WASHINGTON – US President Barack Obama on Wednesday named Susan Rice as his new national security advisor, defying Republican fury over her role in the Benghazi affair and calling her an "exemplary public servant."
Rice, 48, currently US ambassador to the United Nations, will take over from Tom Donilon in July. Obama nominated Irish-born genocide expert and Pulitzer prize-winning author Samantha Power, 42, as the next envoy to the world body.
The shake-up in Obama's national security team marks a swift rebound for Rice, who was forced to pull out of the running to be secretary of state, after being caught up in a row over the attack on the US mission in Benghazi.
Republicans accused her of misleading Americans over the true nature of the attack in Libya, which killed four Americans, after she said on television it was a spontaneous assault rather than a planned terrorist operation.
Obama vigorously defended her at the time, and it was an open secret in Washington that he would select Rice when Donilon, who has been in the job for three years, decided to retire this year.
The president Wednesday lauded Rice as an "exemplary public servant" who is "passionate and pragmatic" and a champion for justice and human dignity.
"Put simply, Susan exemplifies the finest tradition of American diplomacy and leadership," Obama said in a ceremony in the White House Rose Garden.
Obama's staff shuffle again puts two women in the trio of top foreign policy jobs, alongside Secretary of State John Kerry, and confirms Obama's penchant from promoting within his tight political inner circle.

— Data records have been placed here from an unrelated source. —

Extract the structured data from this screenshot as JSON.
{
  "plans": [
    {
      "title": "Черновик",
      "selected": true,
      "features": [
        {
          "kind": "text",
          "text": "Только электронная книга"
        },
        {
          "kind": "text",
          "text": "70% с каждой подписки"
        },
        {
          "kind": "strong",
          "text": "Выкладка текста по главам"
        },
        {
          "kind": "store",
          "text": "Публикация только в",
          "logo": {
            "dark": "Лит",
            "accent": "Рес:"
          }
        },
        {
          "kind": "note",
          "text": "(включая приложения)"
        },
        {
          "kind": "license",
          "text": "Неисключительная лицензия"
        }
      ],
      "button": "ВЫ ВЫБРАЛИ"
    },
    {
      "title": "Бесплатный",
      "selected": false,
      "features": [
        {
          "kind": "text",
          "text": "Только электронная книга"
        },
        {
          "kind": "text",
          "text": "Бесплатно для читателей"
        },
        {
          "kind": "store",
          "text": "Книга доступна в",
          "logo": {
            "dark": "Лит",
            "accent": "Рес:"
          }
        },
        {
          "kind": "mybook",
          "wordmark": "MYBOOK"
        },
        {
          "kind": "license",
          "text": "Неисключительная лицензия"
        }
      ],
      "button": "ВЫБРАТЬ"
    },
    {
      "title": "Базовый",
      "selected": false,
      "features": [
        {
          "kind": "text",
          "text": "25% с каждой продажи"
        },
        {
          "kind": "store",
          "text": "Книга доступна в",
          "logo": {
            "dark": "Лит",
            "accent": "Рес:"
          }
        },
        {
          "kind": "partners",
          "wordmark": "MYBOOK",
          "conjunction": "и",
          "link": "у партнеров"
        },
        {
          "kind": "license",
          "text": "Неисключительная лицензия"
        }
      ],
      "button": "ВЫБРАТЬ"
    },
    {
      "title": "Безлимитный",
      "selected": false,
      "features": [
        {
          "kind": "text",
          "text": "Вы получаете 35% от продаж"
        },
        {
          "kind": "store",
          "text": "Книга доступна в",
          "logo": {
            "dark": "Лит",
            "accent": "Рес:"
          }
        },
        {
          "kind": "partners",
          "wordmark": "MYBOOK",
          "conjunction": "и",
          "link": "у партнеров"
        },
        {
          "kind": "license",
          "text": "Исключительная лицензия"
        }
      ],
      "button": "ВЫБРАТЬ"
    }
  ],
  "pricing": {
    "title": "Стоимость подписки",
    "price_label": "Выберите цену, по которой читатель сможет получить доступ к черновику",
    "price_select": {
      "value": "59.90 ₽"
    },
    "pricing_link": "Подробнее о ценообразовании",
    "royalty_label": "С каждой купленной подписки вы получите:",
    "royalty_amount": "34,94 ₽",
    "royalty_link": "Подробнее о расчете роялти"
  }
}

It also elevates two people who have wrestled with the question of when the United States should intervene in foreign conflicts to protect civilians, just as Obama faces pressure to get more involved in the Syria crisis.
Rice was part of the Clinton administration team that failed to respond to halt genocide in Rwanda in the 1990s.
Power won the Pulitzer Prize for her book "The Problem from Hell: America and the Age of Genocide" which focuses on Rwanda and other mass killings, including in Cambodia and Bosnia.
Donilon was at the centre of the decision to pull US troops out of Iraq, to withdraw combat troops from Afghanistan by the end of next year and the killing of al-Qaeda chief Osama bin Laden in Pakistan.
He is a key figure in China policy, masterminding Obama's diplomatic 'pivot' to Asia, and recently traveled to Beijing to prepare the visit of Chinese President Xi Jinping to California this week.
"I would like to thank you for this rare opportunity to be outside and experience the natural light," quipped the workaholic Donilon at the ceremony, before going on to laud Obama as a leader of rare skill and grace.
An uncharacteristically emotive Obama called him one of the greatest national security advisors ever.
Rice, who served as an assistant secretary of state for Africa in the Clinton administration, has long been one of Obama's closest foreign policy aides, dating back to his 2008 campaign.
Some Republicans however still raised concerns. – afp